Here we go into the UK Festival Season, also known as “the Great Rains”. A long weekend in a field with several thousand others, the air full of burnt fat, off your head on junk food additives and up to your ankles in mud. Outside your tent it’s even worse. Is it any wonder that the incidence of drug-taking at Festivals is so high? Now there you are as employer instead, wondering faintly whether the vacant look of your newly-returned Festival-goer is merely the product of his not having slept for 96 hours or the after-effects of his ingesting large quantities of something distinctly illegal over the weekend. How do you find out? What then?

Managing drug abuse in the workplace can be a significant problem for employers; managing it outside the workplace is even more tricky. The legal position on testing at work is confused; there is no direct legislation, and there must be a consideration of health and safety, employment, human rights and data protection laws. Regardless of whether or not it has a contractual right to screen employees, an employer needs employee consent to carry out physical tests for drugs due to their intrinsically intrusive nature — urine and hair samples, for example. The obtaining of samples from an employee without consent would constitute a criminal assault even where the employer has a contractual right to require a test. A refusal to give that consent may however be the basis of an inference drawn against the employee – there is no “right of silence” in these things.

If a ‘positive’ result is obtained the employer will then need to consider what action to take.  It’s about drugs – surely you just sack him immediately? No. While it is true that employees guilty of drug use, even outside work, leave themselves exposed to dismissal on grounds of either capability, conduct or “some other substantial reason” (especially if use of the drugs in question is itself illegal) that decision cannot be automatic. Relevant arguments when considering dismissal for drug-taking outside the workplace could include:

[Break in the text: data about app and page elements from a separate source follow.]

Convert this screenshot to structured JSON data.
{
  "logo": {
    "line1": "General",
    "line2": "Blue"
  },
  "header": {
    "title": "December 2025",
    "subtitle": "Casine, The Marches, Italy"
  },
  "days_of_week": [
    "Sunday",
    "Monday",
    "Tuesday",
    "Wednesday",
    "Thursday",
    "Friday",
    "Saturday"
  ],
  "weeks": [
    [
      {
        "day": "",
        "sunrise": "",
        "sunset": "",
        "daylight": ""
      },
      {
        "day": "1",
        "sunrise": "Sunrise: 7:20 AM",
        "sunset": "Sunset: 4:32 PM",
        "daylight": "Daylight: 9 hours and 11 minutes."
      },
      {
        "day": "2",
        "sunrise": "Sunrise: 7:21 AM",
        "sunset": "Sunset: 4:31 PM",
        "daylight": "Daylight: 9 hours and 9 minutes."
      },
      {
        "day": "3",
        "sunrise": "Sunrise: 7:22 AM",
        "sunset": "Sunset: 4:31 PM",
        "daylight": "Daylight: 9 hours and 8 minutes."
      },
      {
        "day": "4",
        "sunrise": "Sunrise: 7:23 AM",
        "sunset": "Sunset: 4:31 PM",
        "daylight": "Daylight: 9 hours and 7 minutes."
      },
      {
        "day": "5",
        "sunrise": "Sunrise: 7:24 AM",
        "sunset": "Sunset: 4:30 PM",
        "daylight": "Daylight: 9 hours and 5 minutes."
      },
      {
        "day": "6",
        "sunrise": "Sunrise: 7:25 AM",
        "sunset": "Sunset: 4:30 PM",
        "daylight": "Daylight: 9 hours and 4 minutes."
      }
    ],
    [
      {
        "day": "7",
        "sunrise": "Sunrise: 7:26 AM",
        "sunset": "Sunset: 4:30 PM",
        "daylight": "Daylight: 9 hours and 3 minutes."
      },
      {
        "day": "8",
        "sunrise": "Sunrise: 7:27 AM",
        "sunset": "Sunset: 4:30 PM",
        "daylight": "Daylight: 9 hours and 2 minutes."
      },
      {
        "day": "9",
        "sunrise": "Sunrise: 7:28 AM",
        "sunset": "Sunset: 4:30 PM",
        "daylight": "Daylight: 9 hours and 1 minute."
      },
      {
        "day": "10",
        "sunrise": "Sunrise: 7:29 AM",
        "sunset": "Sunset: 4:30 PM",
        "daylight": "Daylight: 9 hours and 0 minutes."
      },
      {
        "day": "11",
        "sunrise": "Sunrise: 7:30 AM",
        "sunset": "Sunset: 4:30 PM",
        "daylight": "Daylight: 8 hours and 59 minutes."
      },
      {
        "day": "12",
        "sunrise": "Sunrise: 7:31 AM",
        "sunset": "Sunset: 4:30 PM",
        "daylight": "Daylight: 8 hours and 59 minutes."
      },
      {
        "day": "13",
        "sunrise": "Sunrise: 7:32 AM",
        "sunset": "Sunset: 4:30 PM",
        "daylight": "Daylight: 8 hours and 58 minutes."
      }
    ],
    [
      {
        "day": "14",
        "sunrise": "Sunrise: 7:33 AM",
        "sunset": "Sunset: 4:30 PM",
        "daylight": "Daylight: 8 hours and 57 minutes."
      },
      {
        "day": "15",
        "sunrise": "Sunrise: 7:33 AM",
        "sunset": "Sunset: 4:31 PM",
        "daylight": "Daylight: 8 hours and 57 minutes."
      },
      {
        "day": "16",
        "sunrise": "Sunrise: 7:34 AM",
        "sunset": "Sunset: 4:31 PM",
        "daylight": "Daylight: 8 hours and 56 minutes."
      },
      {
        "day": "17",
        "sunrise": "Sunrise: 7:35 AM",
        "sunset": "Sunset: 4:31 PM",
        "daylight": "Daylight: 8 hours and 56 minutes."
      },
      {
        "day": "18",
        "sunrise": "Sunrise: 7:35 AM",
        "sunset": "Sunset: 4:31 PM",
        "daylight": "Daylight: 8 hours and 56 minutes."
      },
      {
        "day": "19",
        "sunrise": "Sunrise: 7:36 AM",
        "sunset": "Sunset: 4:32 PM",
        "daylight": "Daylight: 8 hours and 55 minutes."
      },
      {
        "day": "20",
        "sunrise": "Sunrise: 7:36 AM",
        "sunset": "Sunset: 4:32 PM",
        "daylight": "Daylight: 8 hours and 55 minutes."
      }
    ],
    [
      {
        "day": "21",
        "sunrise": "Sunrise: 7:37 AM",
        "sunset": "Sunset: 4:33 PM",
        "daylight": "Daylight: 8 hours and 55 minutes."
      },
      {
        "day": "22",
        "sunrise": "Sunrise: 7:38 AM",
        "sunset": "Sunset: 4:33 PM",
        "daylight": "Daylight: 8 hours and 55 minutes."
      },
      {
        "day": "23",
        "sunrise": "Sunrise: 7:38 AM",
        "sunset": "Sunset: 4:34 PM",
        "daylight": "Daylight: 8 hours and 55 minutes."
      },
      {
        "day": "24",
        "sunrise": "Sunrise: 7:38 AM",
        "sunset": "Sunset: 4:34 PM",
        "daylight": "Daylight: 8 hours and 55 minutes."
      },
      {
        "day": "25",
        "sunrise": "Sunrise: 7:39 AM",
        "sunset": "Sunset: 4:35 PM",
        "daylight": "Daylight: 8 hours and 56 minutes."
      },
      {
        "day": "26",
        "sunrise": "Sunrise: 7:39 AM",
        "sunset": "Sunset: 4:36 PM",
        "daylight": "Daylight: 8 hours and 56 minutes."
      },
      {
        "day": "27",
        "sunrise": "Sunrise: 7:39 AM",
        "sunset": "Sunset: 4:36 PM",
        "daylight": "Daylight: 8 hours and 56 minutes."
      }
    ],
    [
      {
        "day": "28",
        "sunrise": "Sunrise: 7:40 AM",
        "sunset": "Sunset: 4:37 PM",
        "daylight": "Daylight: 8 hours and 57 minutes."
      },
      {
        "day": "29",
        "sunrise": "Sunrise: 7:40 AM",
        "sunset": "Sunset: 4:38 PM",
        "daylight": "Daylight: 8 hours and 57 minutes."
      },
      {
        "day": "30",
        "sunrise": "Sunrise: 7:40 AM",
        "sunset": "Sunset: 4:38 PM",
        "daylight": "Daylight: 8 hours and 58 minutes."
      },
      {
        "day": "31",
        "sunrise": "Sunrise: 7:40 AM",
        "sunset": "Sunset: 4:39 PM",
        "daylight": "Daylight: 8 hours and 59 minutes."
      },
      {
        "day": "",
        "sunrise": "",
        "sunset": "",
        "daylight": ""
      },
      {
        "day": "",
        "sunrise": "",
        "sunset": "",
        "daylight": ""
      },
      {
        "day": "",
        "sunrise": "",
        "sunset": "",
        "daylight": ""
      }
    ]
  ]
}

  • the effect it has on the employee’s ability to carry out his job – if this is limited or none, dismissal will be hard to justify;
  • the impact on the trust and confidence previously held in that employee by the employer, especially if criminality is involved; and
  • the potential or actual damage to the employer’s reputation.